## Requirement
Pictures are to be left out; everything else in the records must be repeated exactly.

## Available records

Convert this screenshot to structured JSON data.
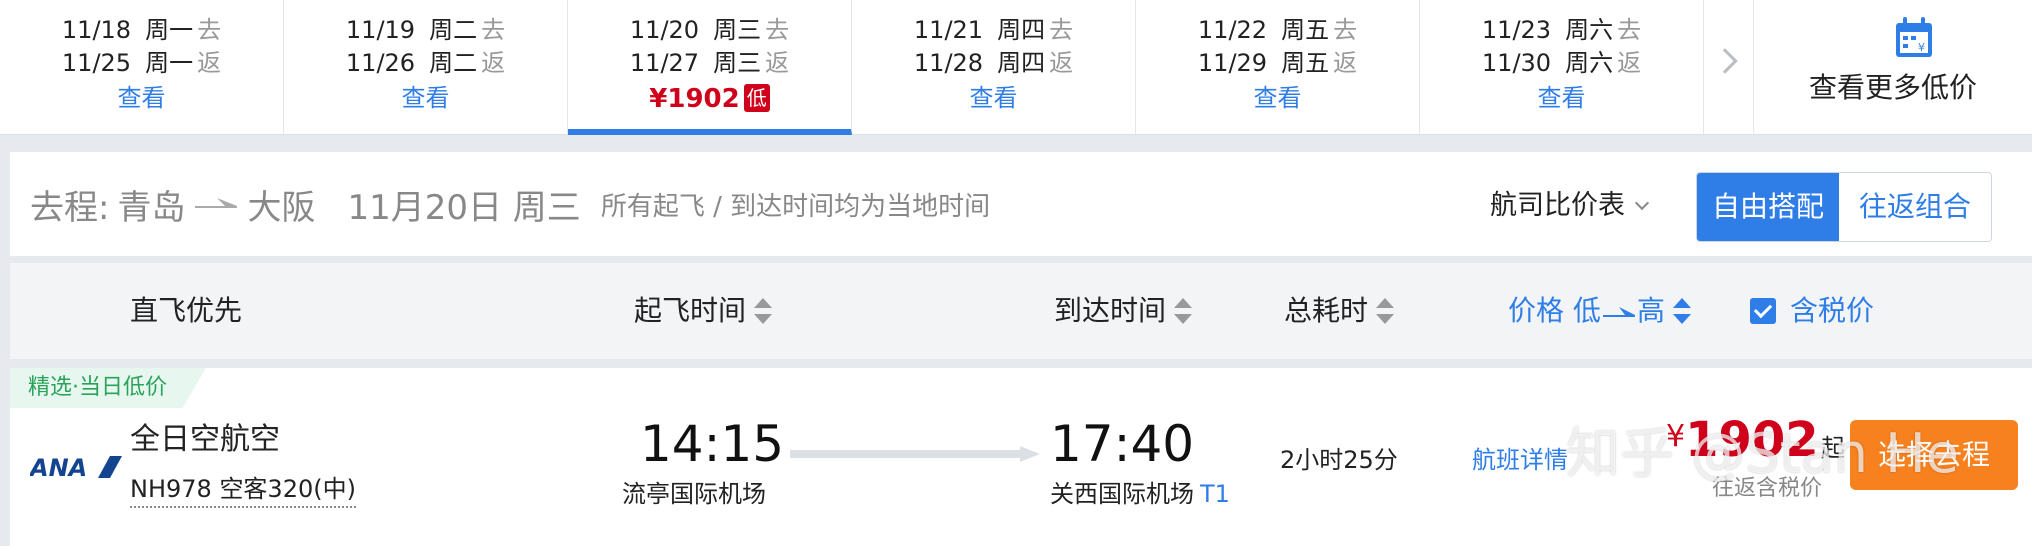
{
  "date_strip": {
    "cells": [
      {
        "out_date": "11/18",
        "out_weekday": "周一",
        "out_dir": "去",
        "ret_date": "11/25",
        "ret_weekday": "周一",
        "ret_dir": "返",
        "link": "查看"
      },
      {
        "out_date": "11/19",
        "out_weekday": "周二",
        "out_dir": "去",
        "ret_date": "11/26",
        "ret_weekday": "周二",
        "ret_dir": "返",
        "link": "查看"
      },
      {
        "out_date": "11/20",
        "out_weekday": "周三",
        "out_dir": "去",
        "ret_date": "11/27",
        "ret_weekday": "周三",
        "ret_dir": "返",
        "price": "¥1902",
        "price_tag": "低"
      },
      {
        "out_date": "11/21",
        "out_weekday": "周四",
        "out_dir": "去",
        "ret_date": "11/28",
        "ret_weekday": "周四",
        "ret_dir": "返",
        "link": "查看"
      },
      {
        "out_date": "11/22",
        "out_weekday": "周五",
        "out_dir": "去",
        "ret_date": "11/29",
        "ret_weekday": "周五",
        "ret_dir": "返",
        "link": "查看"
      },
      {
        "out_date": "11/23",
        "out_weekday": "周六",
        "out_dir": "去",
        "ret_date": "11/30",
        "ret_weekday": "周六",
        "ret_dir": "返",
        "link": "查看"
      }
    ],
    "selected_index": 2,
    "more_low_price_label": "查看更多低价"
  },
  "route": {
    "leg_label": "去程:",
    "from_city": "青岛",
    "to_city": "大阪",
    "date": "11月20日 周三",
    "note": "所有起飞 / 到达时间均为当地时间",
    "compare_label": "航司比价表",
    "toggle_active": "自由搭配",
    "toggle_inactive": "往返组合"
  },
  "columns": {
    "direct_first": "直飞优先",
    "departure": "起飞时间",
    "arrival": "到达时间",
    "duration": "总耗时",
    "price_prefix": "价格",
    "price_low": "低",
    "price_high": "高",
    "tax_included": "含税价"
  },
  "flight": {
    "feature_tag": "精选·当日低价",
    "airline_logo_text": "ANA",
    "airline_name": "全日空航空",
    "flight_info": "NH978 空客320(中)",
    "dep_time": "14:15",
    "dep_airport": "流亭国际机场",
    "arr_time": "17:40",
    "arr_airport": "关西国际机场",
    "arr_terminal": "T1",
    "total_duration": "2小时25分",
    "detail_link": "航班详情",
    "price_symbol": "¥",
    "price": "1902",
    "price_suffix": "起",
    "price_note": "往返含税价",
    "choose_button": "选择去程"
  },
  "watermark": "知乎 @Stan He",
  "colors": {
    "accent_blue": "#2f7ee8",
    "price_red": "#d0021b",
    "button_orange": "#f7811f",
    "tag_green": "#2aa35a"
  }
}
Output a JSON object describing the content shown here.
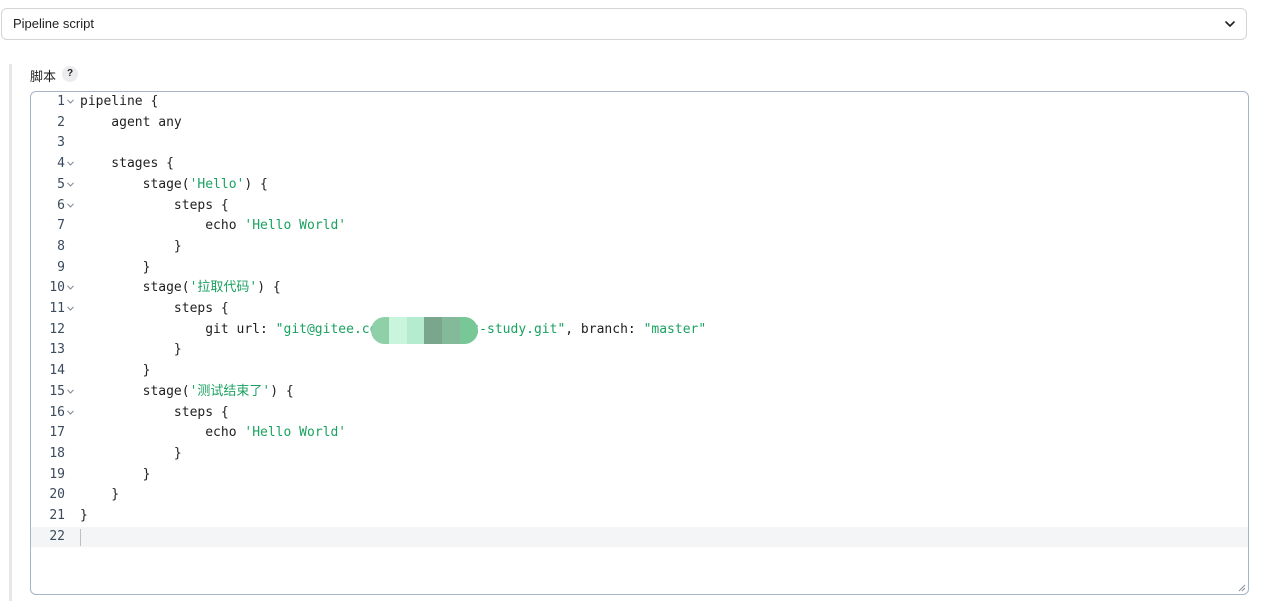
{
  "definition_select": {
    "value": "Pipeline script",
    "icon": "chevron-down-icon"
  },
  "script_field": {
    "label": "脚本",
    "help": "?"
  },
  "editor": {
    "colors": {
      "string": "#1aa260",
      "gutter": "#3b4a5c",
      "border": "#a6b4c8"
    },
    "lines": [
      {
        "num": "1",
        "fold": true,
        "parts": [
          {
            "t": "pipeline {",
            "s": false
          }
        ]
      },
      {
        "num": "2",
        "fold": false,
        "parts": [
          {
            "t": "    agent any",
            "s": false
          }
        ]
      },
      {
        "num": "3",
        "fold": false,
        "parts": [
          {
            "t": "",
            "s": false
          }
        ]
      },
      {
        "num": "4",
        "fold": true,
        "parts": [
          {
            "t": "    stages {",
            "s": false
          }
        ]
      },
      {
        "num": "5",
        "fold": true,
        "parts": [
          {
            "t": "        stage(",
            "s": false
          },
          {
            "t": "'Hello'",
            "s": true
          },
          {
            "t": ") {",
            "s": false
          }
        ]
      },
      {
        "num": "6",
        "fold": true,
        "parts": [
          {
            "t": "            steps {",
            "s": false
          }
        ]
      },
      {
        "num": "7",
        "fold": false,
        "parts": [
          {
            "t": "                echo ",
            "s": false
          },
          {
            "t": "'Hello World'",
            "s": true
          }
        ]
      },
      {
        "num": "8",
        "fold": false,
        "parts": [
          {
            "t": "            }",
            "s": false
          }
        ]
      },
      {
        "num": "9",
        "fold": false,
        "parts": [
          {
            "t": "        }",
            "s": false
          }
        ]
      },
      {
        "num": "10",
        "fold": true,
        "parts": [
          {
            "t": "        stage(",
            "s": false
          },
          {
            "t": "'拉取代码'",
            "s": true
          },
          {
            "t": ") {",
            "s": false
          }
        ]
      },
      {
        "num": "11",
        "fold": true,
        "parts": [
          {
            "t": "            steps {",
            "s": false
          }
        ]
      },
      {
        "num": "12",
        "fold": false,
        "parts": [
          {
            "t": "                git url: ",
            "s": false
          },
          {
            "t": "\"git@gitee.com",
            "s": true
          },
          {
            "t": "        ",
            "s": false
          },
          {
            "t": "/git-study.git\"",
            "s": true
          },
          {
            "t": ", branch: ",
            "s": false
          },
          {
            "t": "\"master\"",
            "s": true
          }
        ]
      },
      {
        "num": "13",
        "fold": false,
        "parts": [
          {
            "t": "            }",
            "s": false
          }
        ]
      },
      {
        "num": "14",
        "fold": false,
        "parts": [
          {
            "t": "        }",
            "s": false
          }
        ]
      },
      {
        "num": "15",
        "fold": true,
        "parts": [
          {
            "t": "        stage(",
            "s": false
          },
          {
            "t": "'测试结束了'",
            "s": true
          },
          {
            "t": ") {",
            "s": false
          }
        ]
      },
      {
        "num": "16",
        "fold": true,
        "parts": [
          {
            "t": "            steps {",
            "s": false
          }
        ]
      },
      {
        "num": "17",
        "fold": false,
        "parts": [
          {
            "t": "                echo ",
            "s": false
          },
          {
            "t": "'Hello World'",
            "s": true
          }
        ]
      },
      {
        "num": "18",
        "fold": false,
        "parts": [
          {
            "t": "            }",
            "s": false
          }
        ]
      },
      {
        "num": "19",
        "fold": false,
        "parts": [
          {
            "t": "        }",
            "s": false
          }
        ]
      },
      {
        "num": "20",
        "fold": false,
        "parts": [
          {
            "t": "    }",
            "s": false
          }
        ]
      },
      {
        "num": "21",
        "fold": false,
        "parts": [
          {
            "t": "}",
            "s": false
          }
        ]
      },
      {
        "num": "22",
        "fold": false,
        "active": true,
        "parts": [
          {
            "t": "",
            "s": false
          }
        ]
      }
    ]
  }
}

## Solution to this problem
Convert this screenshot to structured JSON data.
{
  "date_strip": {
    "cells": [
      {
        "out_date": "11/18",
        "out_weekday": "周一",
        "out_dir": "去",
        "ret_date": "11/25",
        "ret_weekday": "周一",
        "ret_dir": "返",
        "link": "查看"
      },
      {
        "out_date": "11/19",
        "out_weekday": "周二",
        "out_dir": "去",
        "ret_date": "11/26",
        "ret_weekday": "周二",
        "ret_dir": "返",
        "link": "查看"
      },
      {
        "out_date": "11/20",
        "out_weekday": "周三",
        "out_dir": "去",
        "ret_date": "11/27",
        "ret_weekday": "周三",
        "ret_dir": "返",
        "price": "¥1902",
        "price_tag": "低"
      },
      {
        "out_date": "11/21",
        "out_weekday": "周四",
        "out_dir": "去",
        "ret_date": "11/28",
        "ret_weekday": "周四",
        "ret_dir": "返",
        "link": "查看"
      },
      {
        "out_date": "11/22",
        "out_weekday": "周五",
        "out_dir": "去",
        "ret_date": "11/29",
        "ret_weekday": "周五",
        "ret_dir": "返",
        "link": "查看"
      },
      {
        "out_date": "11/23",
        "out_weekday": "周六",
        "out_dir": "去",
        "ret_date": "11/30",
        "ret_weekday": "周六",
        "ret_dir": "返",
        "link": "查看"
      }
    ],
    "selected_index": 2,
    "more_low_price_label": "查看更多低价"
  },
  "route": {
    "leg_label": "去程:",
    "from_city": "青岛",
    "to_city": "大阪",
    "date": "11月20日 周三",
    "note": "所有起飞 / 到达时间均为当地时间",
    "compare_label": "航司比价表",
    "toggle_active": "自由搭配",
    "toggle_inactive": "往返组合"
  },
  "columns": {
    "direct_first": "直飞优先",
    "departure": "起飞时间",
    "arrival": "到达时间",
    "duration": "总耗时",
    "price_prefix": "价格",
    "price_low": "低",
    "price_high": "高",
    "tax_included": "含税价"
  },
  "flight": {
    "feature_tag": "精选·当日低价",
    "airline_logo_text": "ANA",
    "airline_name": "全日空航空",
    "flight_info": "NH978 空客320(中)",
    "dep_time": "14:15",
    "dep_airport": "流亭国际机场",
    "arr_time": "17:40",
    "arr_airport": "关西国际机场",
    "arr_terminal": "T1",
    "total_duration": "2小时25分",
    "detail_link": "航班详情",
    "price_symbol": "¥",
    "price": "1902",
    "price_suffix": "起",
    "price_note": "往返含税价",
    "choose_button": "选择去程"
  },
  "watermark": "知乎 @Stan He",
  "colors": {
    "accent_blue": "#2f7ee8",
    "price_red": "#d0021b",
    "button_orange": "#f7811f",
    "tag_green": "#2aa35a"
  }
}
Output a JSON object describing the content shown here.
{
  "definition_select": {
    "value": "Pipeline script",
    "icon": "chevron-down-icon"
  },
  "script_field": {
    "label": "脚本",
    "help": "?"
  },
  "editor": {
    "colors": {
      "string": "#1aa260",
      "gutter": "#3b4a5c",
      "border": "#a6b4c8"
    },
    "lines": [
      {
        "num": "1",
        "fold": true,
        "parts": [
          {
            "t": "pipeline {",
            "s": false
          }
        ]
      },
      {
        "num": "2",
        "fold": false,
        "parts": [
          {
            "t": "    agent any",
            "s": false
          }
        ]
      },
      {
        "num": "3",
        "fold": false,
        "parts": [
          {
            "t": "",
            "s": false
          }
        ]
      },
      {
        "num": "4",
        "fold": true,
        "parts": [
          {
            "t": "    stages {",
            "s": false
          }
        ]
      },
      {
        "num": "5",
        "fold": true,
        "parts": [
          {
            "t": "        stage(",
            "s": false
          },
          {
            "t": "'Hello'",
            "s": true
          },
          {
            "t": ") {",
            "s": false
          }
        ]
      },
      {
        "num": "6",
        "fold": true,
        "parts": [
          {
            "t": "            steps {",
            "s": false
          }
        ]
      },
      {
        "num": "7",
        "fold": false,
        "parts": [
          {
            "t": "                echo ",
            "s": false
          },
          {
            "t": "'Hello World'",
            "s": true
          }
        ]
      },
      {
        "num": "8",
        "fold": false,
        "parts": [
          {
            "t": "            }",
            "s": false
          }
        ]
      },
      {
        "num": "9",
        "fold": false,
        "parts": [
          {
            "t": "        }",
            "s": false
          }
        ]
      },
      {
        "num": "10",
        "fold": true,
        "parts": [
          {
            "t": "        stage(",
            "s": false
          },
          {
            "t": "'拉取代码'",
            "s": true
          },
          {
            "t": ") {",
            "s": false
          }
        ]
      },
      {
        "num": "11",
        "fold": true,
        "parts": [
          {
            "t": "            steps {",
            "s": false
          }
        ]
      },
      {
        "num": "12",
        "fold": false,
        "parts": [
          {
            "t": "                git url: ",
            "s": false
          },
          {
            "t": "\"git@gitee.com",
            "s": true
          },
          {
            "t": "        ",
            "s": false
          },
          {
            "t": "/git-study.git\"",
            "s": true
          },
          {
            "t": ", branch: ",
            "s": false
          },
          {
            "t": "\"master\"",
            "s": true
          }
        ]
      },
      {
        "num": "13",
        "fold": false,
        "parts": [
          {
            "t": "            }",
            "s": false
          }
        ]
      },
      {
        "num": "14",
        "fold": false,
        "parts": [
          {
            "t": "        }",
            "s": false
          }
        ]
      },
      {
        "num": "15",
        "fold": true,
        "parts": [
          {
            "t": "        stage(",
            "s": false
          },
          {
            "t": "'测试结束了'",
            "s": true
          },
          {
            "t": ") {",
            "s": false
          }
        ]
      },
      {
        "num": "16",
        "fold": true,
        "parts": [
          {
            "t": "            steps {",
            "s": false
          }
        ]
      },
      {
        "num": "17",
        "fold": false,
        "parts": [
          {
            "t": "                echo ",
            "s": false
          },
          {
            "t": "'Hello World'",
            "s": true
          }
        ]
      },
      {
        "num": "18",
        "fold": false,
        "parts": [
          {
            "t": "            }",
            "s": false
          }
        ]
      },
      {
        "num": "19",
        "fold": false,
        "parts": [
          {
            "t": "        }",
            "s": false
          }
        ]
      },
      {
        "num": "20",
        "fold": false,
        "parts": [
          {
            "t": "    }",
            "s": false
          }
        ]
      },
      {
        "num": "21",
        "fold": false,
        "parts": [
          {
            "t": "}",
            "s": false
          }
        ]
      },
      {
        "num": "22",
        "fold": false,
        "active": true,
        "parts": [
          {
            "t": "",
            "s": false
          }
        ]
      }
    ]
  }
}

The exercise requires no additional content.